    Pop quiz: Which metal has “the highest melting point of all the elements on the periodic table, (…) is a vital ingredient to a wide-range of industrial and military applications,” has made the Department of Interior’s final list of 35 metals deemed critical to U.S. national security, “yet none of this durable metal is currently [...]
  • The U.S. Hunt for Cobalt – a Rising Star Among Critical Minerals – Is On

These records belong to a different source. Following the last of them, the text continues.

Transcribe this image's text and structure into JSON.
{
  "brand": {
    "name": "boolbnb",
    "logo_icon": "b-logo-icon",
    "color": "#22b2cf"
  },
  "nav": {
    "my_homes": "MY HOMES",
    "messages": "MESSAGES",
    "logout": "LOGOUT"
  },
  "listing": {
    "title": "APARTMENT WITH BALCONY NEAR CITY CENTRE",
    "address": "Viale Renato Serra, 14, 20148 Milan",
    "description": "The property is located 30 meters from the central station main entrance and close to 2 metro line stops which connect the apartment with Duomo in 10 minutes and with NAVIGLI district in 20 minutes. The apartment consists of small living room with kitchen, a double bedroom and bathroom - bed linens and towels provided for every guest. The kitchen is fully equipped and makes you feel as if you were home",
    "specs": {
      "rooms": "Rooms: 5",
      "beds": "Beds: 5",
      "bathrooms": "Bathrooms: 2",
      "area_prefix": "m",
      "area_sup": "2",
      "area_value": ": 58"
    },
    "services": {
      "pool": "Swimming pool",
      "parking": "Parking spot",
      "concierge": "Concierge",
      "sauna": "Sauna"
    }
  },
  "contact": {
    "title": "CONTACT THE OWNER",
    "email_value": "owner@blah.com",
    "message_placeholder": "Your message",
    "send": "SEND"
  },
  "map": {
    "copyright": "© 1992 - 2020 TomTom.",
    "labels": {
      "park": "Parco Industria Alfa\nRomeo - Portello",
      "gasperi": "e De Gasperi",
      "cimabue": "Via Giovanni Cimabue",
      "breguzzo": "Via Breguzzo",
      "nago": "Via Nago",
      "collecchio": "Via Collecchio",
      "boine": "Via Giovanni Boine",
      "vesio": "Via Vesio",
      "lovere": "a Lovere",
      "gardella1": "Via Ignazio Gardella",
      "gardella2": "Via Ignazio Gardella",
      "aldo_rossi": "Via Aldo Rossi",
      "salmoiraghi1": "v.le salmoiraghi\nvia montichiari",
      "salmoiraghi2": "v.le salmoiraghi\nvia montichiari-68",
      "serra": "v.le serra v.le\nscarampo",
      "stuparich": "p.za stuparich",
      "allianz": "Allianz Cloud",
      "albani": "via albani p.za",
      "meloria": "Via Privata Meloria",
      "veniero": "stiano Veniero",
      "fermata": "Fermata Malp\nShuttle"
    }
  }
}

    “Gold once lured prospectors to the American west – but now it’s cobalt that is sparking a rush,” writes the BBC in a recent feature story about Cobalt, which, as ARPN followers will know, is a “key component in the lithium-ion batteries that power electronic devices and electric cars.”  Once a somewhat obscure metal, Cobalt [...]
  • Senate Committee Chairman in Critical Minerals Hearing: No “Immaculate Conception” – iPhones, Fighter Jets, Solar Panels, All These Things Don’t Just Appear Out of Thin Air

    Earlier this week, the full U.S. Senate Energy and Natural Resources Committee held a hearing to “examine the Department of the Interior’s final list of critical minerals for 2018 and opportunities to strengthen the United States’ mineral security.” Panelists included representatives from USGS and the Critical Materials Institute (CMI) as well as industry stakeholders and [...]
  • Chinese Worries over Critical Mineral Supply Should Provide Impetus for U.S. Policy Reforms

    Escalating trade tensions have brought the issue of China’s near-total supply monopoly for Rare Earth Elements back to the front pages of American newspapers. If that isn’t reason enough for policy makers to use the momentum that has been building for the formulation of a comprehensive critical mineral strategy and an overhaul of policies standing [...]
  • Full Senate Committee to Examine DOI Critical Minerals List and U.S. Mineral Resource Dependence

    Bearing testimony to the growing importance assigned to the issue of critical minerals, the full U.S. Senate Committee on Energy and Natural Resources will hold a hearing to “examine the Department of the Interior’s final list of critical minerals for 2018 and opportunities to strengthen the United States’ mineral security” on Tuesday, July 17, 2018, [...]
  • Happy Birthday, America – Onward to Resource Independence Day?

    It’s that time of the year again – we load up our shopping carts with fireworks and burger buns, and gear up for parades to honor of the men and women who have fought, and continue our safeguard our freedom today. Many of us will have already traveled this week – and according to AAA, [...]
  • Copper – Key Building Block of Our (Green Energy) Future

    Sometimes the title says it all: “Copper and cars: Boom goes beyond electric vehicles,” writes Mining.com contributor Frik Els. And indeed, while there is some uncertainty in light of the specter of a trade war looming between the United States and China, triggering a market pullback, the longer term outlook for Copper remains “rosy” precisely [...]
  • “From Bad to Worse” – Why the Current Focus on Critical Minerals Matters

    Earlier this spring, the Department of the Interior released its finalized Critical Minerals List.  Jeffery Green, president and founder of government relations firm J.A. Green & Company and member of the ARPN panel of experts reminded us in a recent piece for Defense News why the current focus on our over-reliance on foreign mineral resources [...]